Need to make some money? History Hustle has got you covered with 5 money-making tips from the men and women in history who were excellent at doing just that.
1. Start a business – Benjamin Franklin
Benjamin Franklin was an exceptional man who many call the “first American entrepreneur”. Many of us think of Franklin as simply one of the founding fathers of the United States, but looking at his remarkable life, it’s easy to see why it’s his face on the hundred-dollar bill.
When Franklin was a young man just arriving in the new world, he took a job helping out in a print shop. He became known for his instinctual work-ethic that made him a valuable asset at the print shop. Being a social kid, Franklin knew some high-up people, including the then governor of Pennsylvania, who gave young Franklin the idea to start his OWN print shop.
And it was this spark that made Franklin realize ‘what am I waiting for?’ and at only 18, he returned to London and acquired some of the basic supplies necessary to print. After a few years, and when Franklin was settled in Philadelphia again, he printed paper currency to be circulated in the local economy. He earned enough money to purchase a local newspaper, which he also turned into a very successful enterprise.
Take-away: Franklin combined hard-work with grabbing opportunities as they come, to be one of history’s business geniuses. Make connections, develop useful skills and a strong work ethic, and never miss an opportunity! Then turn it into profit, just like ol’ Ben Franklin.
2. Create/add value – King Croesus
Croesus was the King of Lydia, a kingdom in ancient Asia Minor, who ruled until 546 B.C. He is known for being the first to actually mint currency, in the form of gold coins. His outrageous wealth is the reason for the old saying, “as rich as Croesus”.
The lesson to learn from Croesus is that he took something that already existed (metals), and added additional value by turning them into standardized coins that could be used for trade. He created huge value, not just to society by creating an efficient method for trade, but by attaching himself to it.
Take away: One can add value to a blank white tee-shirt by printing words on it. There are so many ways that we can take things and think of them in a different way to create something novel and valuable, just like Croesus did.
3. Fill a specific need – Madame CJ Walker
Born in America in 1867 from recently freed slaves and then orphaned at age 7 when her parents died, Sarah Breedlove, who would later become “Madame C.J. Walker”, found herself working odd jobs for years to make whatever money she could. She found work over the years, but was far from financially fit as a young woman.
Breedlove had long suffered from hair conditions that forced her to develop home remedies to treat conditions that affected many African-American women. This, and the fact that she acquired knowledge from working in a barber shop, put her in a perfect position to serve the hair care needs of African American women.

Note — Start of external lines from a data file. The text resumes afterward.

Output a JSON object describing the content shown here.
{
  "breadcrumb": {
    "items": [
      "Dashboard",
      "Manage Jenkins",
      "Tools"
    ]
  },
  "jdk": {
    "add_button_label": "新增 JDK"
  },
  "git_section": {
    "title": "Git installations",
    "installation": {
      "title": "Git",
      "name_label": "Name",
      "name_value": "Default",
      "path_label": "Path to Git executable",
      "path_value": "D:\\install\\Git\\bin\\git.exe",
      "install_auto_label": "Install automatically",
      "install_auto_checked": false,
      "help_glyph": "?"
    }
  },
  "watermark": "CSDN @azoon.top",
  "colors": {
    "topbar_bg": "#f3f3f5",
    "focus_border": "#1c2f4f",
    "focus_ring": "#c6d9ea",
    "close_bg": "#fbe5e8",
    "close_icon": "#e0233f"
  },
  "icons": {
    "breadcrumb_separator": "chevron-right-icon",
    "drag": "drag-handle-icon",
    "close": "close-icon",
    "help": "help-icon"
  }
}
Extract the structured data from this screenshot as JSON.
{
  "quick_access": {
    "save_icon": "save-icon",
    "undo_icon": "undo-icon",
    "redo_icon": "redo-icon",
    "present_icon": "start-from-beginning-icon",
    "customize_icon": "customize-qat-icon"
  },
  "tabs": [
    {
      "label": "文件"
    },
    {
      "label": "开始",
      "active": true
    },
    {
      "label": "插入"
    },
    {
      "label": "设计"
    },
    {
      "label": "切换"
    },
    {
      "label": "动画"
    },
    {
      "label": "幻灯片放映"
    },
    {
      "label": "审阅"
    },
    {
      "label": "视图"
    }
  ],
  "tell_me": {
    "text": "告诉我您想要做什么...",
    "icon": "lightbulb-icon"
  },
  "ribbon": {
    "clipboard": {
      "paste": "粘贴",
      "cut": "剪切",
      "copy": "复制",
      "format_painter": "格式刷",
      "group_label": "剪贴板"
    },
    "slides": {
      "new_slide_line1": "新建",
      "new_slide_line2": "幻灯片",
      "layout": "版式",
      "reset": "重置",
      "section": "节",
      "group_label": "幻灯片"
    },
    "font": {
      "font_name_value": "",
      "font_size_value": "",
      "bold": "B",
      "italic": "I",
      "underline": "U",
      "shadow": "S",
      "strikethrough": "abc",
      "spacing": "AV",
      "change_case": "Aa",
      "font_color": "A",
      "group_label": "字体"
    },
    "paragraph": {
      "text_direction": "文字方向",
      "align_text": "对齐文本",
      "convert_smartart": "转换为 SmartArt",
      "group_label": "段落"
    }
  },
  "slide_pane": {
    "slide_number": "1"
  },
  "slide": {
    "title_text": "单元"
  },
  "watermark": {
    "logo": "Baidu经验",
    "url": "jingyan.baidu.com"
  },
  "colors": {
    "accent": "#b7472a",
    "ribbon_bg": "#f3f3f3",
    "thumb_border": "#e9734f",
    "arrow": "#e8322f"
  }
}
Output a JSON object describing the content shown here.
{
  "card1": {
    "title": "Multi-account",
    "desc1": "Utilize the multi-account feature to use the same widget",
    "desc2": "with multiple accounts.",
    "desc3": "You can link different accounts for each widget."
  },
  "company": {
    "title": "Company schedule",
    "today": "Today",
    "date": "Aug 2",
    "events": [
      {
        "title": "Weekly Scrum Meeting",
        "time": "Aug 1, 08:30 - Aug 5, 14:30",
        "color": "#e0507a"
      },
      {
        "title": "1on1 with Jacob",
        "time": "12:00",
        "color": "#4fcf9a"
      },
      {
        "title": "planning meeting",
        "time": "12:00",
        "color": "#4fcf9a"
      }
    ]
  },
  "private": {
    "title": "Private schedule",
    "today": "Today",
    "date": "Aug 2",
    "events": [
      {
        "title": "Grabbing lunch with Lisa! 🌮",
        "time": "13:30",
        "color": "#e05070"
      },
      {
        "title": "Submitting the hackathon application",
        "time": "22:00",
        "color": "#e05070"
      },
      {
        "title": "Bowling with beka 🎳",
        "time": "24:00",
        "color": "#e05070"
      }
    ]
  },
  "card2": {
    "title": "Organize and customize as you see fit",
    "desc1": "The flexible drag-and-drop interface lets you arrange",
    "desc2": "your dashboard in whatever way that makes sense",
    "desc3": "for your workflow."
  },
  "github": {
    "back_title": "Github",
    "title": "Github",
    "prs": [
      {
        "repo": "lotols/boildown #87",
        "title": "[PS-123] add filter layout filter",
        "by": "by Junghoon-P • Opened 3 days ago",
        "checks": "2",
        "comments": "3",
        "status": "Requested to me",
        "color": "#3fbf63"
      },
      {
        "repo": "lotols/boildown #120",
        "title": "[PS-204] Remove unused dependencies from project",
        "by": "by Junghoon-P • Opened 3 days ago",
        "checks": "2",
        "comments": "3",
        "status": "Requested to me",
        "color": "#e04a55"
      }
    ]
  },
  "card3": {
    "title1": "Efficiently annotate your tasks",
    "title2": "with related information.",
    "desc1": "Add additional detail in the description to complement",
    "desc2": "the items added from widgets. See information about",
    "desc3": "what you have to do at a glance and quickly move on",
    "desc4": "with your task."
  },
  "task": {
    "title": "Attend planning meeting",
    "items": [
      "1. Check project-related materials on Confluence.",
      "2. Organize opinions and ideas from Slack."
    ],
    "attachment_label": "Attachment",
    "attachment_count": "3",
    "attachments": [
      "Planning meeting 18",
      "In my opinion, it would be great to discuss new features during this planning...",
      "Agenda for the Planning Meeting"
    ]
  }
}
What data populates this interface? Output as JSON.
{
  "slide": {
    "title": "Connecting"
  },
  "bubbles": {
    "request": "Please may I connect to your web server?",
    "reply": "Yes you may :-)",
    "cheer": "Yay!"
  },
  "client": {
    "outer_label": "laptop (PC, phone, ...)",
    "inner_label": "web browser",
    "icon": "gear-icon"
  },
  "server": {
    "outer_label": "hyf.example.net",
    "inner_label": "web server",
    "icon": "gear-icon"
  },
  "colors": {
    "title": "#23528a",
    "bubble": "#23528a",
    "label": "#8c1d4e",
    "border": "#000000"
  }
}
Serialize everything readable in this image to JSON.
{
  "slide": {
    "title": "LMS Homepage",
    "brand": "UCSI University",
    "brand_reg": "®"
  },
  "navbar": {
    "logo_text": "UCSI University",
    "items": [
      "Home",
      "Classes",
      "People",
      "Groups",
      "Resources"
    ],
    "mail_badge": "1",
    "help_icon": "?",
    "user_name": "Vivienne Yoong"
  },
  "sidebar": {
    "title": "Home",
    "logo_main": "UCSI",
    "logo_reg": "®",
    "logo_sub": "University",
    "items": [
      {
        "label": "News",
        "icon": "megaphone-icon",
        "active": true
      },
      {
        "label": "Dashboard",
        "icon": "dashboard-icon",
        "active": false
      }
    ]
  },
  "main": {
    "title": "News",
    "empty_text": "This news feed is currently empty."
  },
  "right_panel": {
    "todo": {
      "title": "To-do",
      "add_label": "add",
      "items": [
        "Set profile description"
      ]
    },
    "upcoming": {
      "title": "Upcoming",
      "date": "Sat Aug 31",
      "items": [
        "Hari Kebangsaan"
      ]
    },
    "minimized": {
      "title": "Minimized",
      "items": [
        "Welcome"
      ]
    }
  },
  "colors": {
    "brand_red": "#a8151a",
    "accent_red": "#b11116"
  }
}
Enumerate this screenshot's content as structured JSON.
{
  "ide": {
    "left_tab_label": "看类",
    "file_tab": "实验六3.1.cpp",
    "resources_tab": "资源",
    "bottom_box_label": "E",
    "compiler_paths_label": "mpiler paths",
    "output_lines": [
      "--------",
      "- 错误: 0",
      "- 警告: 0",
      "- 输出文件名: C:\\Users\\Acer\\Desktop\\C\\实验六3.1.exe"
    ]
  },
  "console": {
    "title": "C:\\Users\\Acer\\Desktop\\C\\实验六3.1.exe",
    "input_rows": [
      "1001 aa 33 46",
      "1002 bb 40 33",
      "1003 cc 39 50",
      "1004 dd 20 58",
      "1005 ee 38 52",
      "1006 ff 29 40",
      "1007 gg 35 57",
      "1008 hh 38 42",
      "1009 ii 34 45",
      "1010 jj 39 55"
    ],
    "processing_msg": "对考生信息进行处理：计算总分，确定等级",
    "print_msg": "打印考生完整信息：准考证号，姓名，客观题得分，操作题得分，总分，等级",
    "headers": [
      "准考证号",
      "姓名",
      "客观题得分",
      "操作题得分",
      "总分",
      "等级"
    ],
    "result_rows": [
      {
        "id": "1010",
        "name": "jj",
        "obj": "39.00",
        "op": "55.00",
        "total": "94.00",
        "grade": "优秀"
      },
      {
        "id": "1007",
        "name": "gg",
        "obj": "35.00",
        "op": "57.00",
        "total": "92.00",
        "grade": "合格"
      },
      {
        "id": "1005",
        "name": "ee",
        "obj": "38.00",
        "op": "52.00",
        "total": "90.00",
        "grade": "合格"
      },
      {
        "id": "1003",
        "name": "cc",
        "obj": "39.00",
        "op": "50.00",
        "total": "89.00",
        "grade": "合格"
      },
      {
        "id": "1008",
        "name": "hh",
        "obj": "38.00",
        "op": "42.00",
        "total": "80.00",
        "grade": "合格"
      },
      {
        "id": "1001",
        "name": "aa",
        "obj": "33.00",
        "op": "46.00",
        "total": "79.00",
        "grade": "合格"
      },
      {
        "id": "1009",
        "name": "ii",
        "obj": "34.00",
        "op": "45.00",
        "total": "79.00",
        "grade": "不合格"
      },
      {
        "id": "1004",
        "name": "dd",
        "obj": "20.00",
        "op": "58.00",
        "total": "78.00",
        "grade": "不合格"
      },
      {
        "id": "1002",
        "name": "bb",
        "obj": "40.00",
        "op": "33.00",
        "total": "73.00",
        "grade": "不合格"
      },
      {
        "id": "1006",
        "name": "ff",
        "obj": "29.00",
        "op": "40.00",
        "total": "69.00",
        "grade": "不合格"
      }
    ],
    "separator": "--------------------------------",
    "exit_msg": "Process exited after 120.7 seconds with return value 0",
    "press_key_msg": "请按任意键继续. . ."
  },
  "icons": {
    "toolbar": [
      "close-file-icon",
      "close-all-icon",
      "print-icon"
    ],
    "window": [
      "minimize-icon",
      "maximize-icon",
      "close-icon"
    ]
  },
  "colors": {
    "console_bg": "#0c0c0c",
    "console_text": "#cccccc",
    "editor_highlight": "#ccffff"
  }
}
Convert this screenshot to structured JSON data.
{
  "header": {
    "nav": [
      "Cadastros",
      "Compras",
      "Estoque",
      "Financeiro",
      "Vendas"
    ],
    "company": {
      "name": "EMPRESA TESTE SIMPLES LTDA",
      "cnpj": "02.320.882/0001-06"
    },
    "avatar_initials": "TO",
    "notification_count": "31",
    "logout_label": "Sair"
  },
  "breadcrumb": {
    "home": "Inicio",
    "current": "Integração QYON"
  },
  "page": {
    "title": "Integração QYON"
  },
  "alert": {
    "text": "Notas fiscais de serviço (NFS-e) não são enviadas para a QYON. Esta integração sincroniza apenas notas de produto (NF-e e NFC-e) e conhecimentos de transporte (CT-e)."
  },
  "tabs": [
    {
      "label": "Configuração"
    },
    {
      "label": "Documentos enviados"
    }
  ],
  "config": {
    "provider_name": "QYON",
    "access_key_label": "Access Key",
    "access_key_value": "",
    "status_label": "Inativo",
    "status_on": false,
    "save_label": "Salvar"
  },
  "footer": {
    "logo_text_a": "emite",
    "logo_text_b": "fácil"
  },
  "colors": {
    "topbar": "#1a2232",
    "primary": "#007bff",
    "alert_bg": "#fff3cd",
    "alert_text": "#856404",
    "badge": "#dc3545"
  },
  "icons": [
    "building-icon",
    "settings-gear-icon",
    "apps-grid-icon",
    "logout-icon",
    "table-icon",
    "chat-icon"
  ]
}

After her marriage to a man named Charles Walker, who worked in advertising, she was able to market her product to the African American community across the country. Breedlove, who changed her name to Madame C.J. Walker for promoting the business, would become a millionaire, not an easy feat for an African American woman in the early 1900’s.
Take-away: Adapt your knowledge to an under-served, specialized market. Are you good at taking pictures of your dog? Become a pet photographer! There are countless specialty markets to offer your services for.
4. Save, invest, repeat – Andrew Carnegie
Andrew Carnegie came to America from Scotland in the 1800’s as a young boy and worked many different odd jobs. A true self-made man, Carnegie read to educate himself and worked hard at his jobs landing better jobs as they came. With the money he made, he saved and saved, then would reinvest that money wisely into growth opportunities like the railroad industry, which would make returns for him that he could then reinvest.
As an investor, Carnegie also had the opportunity to shape the businesses he invested in to reap more profits. He also had knowledge enough to understand the difference between a good investment and a bad one.
It’s a classic way of getting rich in modern times, and Carnegie did it better than just about anyone.
Take-away: If you have any savings, consider opening an investment account. They’re easy and low-cost these days, and will give you the opportunity to put your money to work. If you’re good at understanding the market, you can make serious money.
Sources: Art of Manliness
5. Apply the magic of marketing – P.T. Barnum
P.T. Barnum is widely known as one of the most famous and successful showmen and businessmen to ever live. He is credited (incorrectly) for the quote: There’s a sucker born every minute.”
Long before founding the Barnum & Bailey Circus, for which he is probably best known, Barnum developed the ability to smooth talk his way into a sale, while working as a shopkeeper.
He would move on to build many businesses and entertainment shows, employing clever marketing methods to bring in business. His biggest venture, the Barnum & Bailey Circus, didn’t even begin until he was 60 years old, and by that time, he was a well-seasoned showman and marketing genius.
Take-away: A little “B.S.” goes a long way. Whatever you do, remember that people often make decisions based on emotion, and understanding human nature can help you discover ways to use people’s emotions to generate income – through a business of your own, or maybe just talking your way into a job or a raise.